## [Work to complete]
Which lines of the data below hold "어음상태변경"? Copy each of them.

## [Data]
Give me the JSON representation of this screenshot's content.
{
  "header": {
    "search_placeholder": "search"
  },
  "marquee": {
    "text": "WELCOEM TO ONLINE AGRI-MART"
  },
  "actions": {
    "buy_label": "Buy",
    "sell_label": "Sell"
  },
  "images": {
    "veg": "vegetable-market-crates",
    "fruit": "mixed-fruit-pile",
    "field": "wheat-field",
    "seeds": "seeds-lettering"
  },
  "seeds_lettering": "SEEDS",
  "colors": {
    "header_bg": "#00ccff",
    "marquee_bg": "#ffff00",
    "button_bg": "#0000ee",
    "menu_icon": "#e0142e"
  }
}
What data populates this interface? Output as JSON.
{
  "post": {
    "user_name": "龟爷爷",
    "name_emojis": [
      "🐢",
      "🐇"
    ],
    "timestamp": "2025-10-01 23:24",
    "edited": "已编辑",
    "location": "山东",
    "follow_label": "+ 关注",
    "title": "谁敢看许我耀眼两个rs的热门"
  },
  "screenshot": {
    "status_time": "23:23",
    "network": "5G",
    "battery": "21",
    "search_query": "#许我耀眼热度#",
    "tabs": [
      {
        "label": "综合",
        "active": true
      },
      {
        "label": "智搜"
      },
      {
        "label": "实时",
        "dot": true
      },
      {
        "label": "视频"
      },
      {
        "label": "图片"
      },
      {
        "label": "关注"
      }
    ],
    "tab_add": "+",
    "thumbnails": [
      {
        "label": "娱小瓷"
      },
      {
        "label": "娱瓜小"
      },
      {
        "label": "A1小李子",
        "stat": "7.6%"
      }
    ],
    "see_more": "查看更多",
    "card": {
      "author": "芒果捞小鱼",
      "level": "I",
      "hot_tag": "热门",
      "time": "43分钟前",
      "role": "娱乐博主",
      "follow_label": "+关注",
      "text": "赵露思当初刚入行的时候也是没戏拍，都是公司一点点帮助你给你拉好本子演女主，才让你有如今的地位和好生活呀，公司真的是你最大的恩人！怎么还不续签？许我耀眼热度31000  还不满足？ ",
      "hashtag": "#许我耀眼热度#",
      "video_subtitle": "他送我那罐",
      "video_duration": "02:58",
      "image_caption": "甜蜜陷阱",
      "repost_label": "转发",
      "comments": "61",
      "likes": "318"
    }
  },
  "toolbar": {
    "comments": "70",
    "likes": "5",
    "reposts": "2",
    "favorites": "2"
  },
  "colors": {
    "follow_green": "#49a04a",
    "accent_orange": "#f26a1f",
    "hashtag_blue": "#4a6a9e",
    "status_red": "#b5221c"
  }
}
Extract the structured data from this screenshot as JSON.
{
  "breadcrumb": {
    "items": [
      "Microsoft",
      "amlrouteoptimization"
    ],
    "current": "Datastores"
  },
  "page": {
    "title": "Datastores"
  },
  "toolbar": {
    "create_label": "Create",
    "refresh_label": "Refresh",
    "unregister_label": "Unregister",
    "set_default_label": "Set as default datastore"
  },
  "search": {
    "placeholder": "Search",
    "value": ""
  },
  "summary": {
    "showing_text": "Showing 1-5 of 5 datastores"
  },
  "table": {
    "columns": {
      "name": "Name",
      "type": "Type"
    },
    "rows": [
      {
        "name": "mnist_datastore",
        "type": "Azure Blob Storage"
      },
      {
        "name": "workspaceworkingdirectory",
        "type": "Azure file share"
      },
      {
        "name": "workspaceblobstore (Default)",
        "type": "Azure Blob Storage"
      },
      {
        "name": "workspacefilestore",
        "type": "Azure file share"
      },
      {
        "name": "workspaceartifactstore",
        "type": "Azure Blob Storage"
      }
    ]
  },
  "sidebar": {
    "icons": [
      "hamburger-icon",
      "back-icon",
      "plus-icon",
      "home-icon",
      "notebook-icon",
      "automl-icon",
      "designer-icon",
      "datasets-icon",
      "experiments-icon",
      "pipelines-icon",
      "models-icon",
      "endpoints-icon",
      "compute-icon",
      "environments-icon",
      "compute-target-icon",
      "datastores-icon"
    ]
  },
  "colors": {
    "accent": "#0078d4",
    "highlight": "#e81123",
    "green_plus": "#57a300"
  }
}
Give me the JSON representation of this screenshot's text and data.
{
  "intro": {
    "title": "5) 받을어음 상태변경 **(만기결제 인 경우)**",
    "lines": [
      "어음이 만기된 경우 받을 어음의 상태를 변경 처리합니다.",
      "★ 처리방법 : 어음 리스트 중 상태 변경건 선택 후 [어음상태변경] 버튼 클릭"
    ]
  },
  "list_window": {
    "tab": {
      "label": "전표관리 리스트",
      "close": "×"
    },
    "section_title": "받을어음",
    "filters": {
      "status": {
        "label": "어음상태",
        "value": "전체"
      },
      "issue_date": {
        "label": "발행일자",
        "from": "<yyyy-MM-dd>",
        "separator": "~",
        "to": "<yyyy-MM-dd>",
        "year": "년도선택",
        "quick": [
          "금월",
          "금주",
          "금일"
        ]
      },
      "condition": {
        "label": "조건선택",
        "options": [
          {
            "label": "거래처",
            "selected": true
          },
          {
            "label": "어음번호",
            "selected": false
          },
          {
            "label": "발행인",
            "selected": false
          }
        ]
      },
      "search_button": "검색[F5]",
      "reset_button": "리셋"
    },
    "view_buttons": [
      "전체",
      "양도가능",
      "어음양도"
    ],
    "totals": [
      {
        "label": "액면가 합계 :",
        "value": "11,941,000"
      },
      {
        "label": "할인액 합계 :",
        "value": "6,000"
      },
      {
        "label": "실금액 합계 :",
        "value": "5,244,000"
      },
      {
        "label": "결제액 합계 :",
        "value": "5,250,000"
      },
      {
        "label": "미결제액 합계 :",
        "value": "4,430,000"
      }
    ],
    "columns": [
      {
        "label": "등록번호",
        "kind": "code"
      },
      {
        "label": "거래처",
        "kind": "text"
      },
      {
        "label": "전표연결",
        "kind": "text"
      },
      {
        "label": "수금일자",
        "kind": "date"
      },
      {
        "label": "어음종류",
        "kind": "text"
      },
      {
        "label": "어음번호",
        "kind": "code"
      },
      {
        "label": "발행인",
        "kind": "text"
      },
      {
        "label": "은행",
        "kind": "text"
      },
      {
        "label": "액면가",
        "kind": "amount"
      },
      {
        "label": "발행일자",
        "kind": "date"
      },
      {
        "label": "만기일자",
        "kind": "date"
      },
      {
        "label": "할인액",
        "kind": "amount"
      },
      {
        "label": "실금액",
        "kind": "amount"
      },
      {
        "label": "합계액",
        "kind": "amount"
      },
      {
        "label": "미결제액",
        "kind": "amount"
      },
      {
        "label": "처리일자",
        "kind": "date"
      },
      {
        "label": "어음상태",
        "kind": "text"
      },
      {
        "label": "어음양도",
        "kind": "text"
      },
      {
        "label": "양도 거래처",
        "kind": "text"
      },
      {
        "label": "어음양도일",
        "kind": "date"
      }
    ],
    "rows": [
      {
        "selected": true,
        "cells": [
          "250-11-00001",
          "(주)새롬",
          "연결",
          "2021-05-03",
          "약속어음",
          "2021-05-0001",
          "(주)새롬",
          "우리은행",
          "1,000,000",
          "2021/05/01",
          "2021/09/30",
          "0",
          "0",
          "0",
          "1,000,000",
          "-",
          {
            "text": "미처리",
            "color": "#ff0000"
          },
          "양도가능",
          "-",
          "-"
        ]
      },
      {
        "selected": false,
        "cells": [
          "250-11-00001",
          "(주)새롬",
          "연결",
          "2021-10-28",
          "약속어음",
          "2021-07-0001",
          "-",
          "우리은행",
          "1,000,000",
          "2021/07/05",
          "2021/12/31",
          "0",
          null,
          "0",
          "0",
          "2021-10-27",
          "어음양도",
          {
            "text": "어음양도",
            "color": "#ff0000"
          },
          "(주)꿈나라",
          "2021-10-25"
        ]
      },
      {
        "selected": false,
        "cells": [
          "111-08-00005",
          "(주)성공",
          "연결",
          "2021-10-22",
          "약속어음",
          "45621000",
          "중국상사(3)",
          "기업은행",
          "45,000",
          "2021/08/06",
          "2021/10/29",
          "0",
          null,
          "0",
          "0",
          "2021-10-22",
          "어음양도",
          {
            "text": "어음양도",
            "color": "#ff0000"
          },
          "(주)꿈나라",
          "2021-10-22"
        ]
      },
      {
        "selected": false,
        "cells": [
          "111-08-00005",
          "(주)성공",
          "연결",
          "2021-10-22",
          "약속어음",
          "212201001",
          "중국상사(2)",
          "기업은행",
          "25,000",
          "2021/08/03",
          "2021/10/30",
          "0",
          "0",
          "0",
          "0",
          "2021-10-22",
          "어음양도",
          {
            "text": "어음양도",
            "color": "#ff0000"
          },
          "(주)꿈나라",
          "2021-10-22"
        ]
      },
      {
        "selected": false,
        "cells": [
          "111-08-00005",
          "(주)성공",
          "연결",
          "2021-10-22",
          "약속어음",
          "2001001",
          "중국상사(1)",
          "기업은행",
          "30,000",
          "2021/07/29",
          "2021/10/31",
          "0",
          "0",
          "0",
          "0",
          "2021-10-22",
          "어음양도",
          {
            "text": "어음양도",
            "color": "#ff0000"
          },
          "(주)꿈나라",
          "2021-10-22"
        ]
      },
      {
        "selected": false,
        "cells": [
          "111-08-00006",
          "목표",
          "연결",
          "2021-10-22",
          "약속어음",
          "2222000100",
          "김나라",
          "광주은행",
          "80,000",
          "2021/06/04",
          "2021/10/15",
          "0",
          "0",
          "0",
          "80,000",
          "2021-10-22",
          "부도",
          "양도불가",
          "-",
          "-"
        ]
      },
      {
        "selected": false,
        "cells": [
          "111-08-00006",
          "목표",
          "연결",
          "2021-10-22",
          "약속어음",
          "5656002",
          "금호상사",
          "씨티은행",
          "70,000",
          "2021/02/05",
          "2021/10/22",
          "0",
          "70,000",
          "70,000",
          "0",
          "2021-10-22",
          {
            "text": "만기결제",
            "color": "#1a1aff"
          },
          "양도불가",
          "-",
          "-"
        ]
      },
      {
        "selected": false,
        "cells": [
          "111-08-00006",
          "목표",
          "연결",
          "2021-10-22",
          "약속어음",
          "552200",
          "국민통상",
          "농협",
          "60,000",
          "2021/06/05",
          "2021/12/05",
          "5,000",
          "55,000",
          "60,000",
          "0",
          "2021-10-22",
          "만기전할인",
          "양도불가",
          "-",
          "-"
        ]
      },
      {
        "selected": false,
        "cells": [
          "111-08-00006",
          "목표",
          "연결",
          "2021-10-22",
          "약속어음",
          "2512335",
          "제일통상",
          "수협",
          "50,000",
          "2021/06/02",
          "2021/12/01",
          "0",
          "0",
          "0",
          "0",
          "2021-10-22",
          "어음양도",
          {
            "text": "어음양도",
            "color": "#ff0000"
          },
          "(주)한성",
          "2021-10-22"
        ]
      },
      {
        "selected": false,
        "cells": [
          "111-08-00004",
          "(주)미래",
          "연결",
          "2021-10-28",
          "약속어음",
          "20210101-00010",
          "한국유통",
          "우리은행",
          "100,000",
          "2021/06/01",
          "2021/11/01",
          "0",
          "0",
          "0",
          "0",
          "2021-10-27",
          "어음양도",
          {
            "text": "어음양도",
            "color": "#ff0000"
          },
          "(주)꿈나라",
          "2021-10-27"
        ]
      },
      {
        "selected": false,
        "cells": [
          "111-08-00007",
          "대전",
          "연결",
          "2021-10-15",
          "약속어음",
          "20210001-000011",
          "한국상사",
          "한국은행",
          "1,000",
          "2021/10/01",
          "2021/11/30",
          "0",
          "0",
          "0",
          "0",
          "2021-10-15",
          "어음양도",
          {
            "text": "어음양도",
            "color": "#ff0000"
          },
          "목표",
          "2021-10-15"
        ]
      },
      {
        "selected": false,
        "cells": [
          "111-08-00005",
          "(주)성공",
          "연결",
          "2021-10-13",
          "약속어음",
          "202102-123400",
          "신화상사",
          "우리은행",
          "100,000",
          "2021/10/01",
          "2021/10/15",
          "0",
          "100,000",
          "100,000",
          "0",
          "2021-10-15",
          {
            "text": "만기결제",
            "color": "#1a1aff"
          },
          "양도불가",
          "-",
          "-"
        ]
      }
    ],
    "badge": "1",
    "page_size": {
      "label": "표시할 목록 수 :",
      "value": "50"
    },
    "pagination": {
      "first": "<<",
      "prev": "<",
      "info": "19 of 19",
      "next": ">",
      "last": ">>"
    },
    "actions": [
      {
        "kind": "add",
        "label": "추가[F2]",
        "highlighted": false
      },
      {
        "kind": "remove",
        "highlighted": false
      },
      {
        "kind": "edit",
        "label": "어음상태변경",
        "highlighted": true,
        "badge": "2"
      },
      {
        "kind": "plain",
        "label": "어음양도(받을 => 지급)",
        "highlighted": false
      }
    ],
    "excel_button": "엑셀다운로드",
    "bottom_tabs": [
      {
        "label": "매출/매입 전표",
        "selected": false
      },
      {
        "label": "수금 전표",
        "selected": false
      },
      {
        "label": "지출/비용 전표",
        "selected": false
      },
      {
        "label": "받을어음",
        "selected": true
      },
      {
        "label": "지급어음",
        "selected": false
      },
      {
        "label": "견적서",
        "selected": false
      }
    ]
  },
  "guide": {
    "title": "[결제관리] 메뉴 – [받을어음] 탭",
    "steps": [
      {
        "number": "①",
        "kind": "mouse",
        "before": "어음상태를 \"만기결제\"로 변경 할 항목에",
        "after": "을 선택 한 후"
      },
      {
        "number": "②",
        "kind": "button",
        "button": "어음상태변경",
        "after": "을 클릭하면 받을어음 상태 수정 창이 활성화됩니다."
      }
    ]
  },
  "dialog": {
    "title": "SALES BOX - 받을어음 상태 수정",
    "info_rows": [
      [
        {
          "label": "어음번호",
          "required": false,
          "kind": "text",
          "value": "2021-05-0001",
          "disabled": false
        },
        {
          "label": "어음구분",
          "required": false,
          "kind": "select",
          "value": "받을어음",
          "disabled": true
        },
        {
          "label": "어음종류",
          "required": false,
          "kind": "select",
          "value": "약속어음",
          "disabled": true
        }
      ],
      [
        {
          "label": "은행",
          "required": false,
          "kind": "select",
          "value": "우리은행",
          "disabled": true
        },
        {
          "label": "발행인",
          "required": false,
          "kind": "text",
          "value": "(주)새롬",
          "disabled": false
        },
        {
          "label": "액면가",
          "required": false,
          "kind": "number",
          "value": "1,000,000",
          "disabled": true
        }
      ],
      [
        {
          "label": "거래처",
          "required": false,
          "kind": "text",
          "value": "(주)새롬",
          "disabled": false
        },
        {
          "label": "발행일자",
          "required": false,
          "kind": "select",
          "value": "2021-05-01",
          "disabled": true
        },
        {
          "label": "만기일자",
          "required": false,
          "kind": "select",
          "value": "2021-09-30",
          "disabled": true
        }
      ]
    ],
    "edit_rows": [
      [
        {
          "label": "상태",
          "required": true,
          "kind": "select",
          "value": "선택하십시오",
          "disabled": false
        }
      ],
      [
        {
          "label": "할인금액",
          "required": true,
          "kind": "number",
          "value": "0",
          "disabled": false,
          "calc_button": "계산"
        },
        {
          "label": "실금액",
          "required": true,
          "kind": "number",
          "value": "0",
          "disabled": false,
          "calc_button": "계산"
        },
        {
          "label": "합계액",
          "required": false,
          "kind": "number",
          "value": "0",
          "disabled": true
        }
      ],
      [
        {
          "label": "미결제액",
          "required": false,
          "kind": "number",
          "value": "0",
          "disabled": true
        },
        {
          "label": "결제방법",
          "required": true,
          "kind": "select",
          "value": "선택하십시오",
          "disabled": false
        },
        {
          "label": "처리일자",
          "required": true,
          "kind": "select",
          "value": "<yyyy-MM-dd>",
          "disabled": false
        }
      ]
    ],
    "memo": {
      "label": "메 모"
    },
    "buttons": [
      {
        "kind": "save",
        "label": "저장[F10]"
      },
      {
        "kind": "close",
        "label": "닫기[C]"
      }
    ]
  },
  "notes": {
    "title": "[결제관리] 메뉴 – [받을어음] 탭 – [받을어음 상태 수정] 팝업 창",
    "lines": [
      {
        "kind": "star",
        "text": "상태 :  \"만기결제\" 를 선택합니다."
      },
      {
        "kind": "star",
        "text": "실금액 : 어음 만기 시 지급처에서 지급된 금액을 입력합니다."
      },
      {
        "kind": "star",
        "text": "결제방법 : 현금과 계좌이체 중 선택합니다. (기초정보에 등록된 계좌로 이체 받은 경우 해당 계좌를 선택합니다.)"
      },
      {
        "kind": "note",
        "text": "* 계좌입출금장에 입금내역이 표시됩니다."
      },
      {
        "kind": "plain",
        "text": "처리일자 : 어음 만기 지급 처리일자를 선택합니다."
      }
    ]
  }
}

## [Task result]
      "★ 처리방법 : 어음 리스트 중 상태 변경건 선택 후 [어음상태변경] 버튼 클릭"
        "label": "어음상태변경",
        "button": "어음상태변경",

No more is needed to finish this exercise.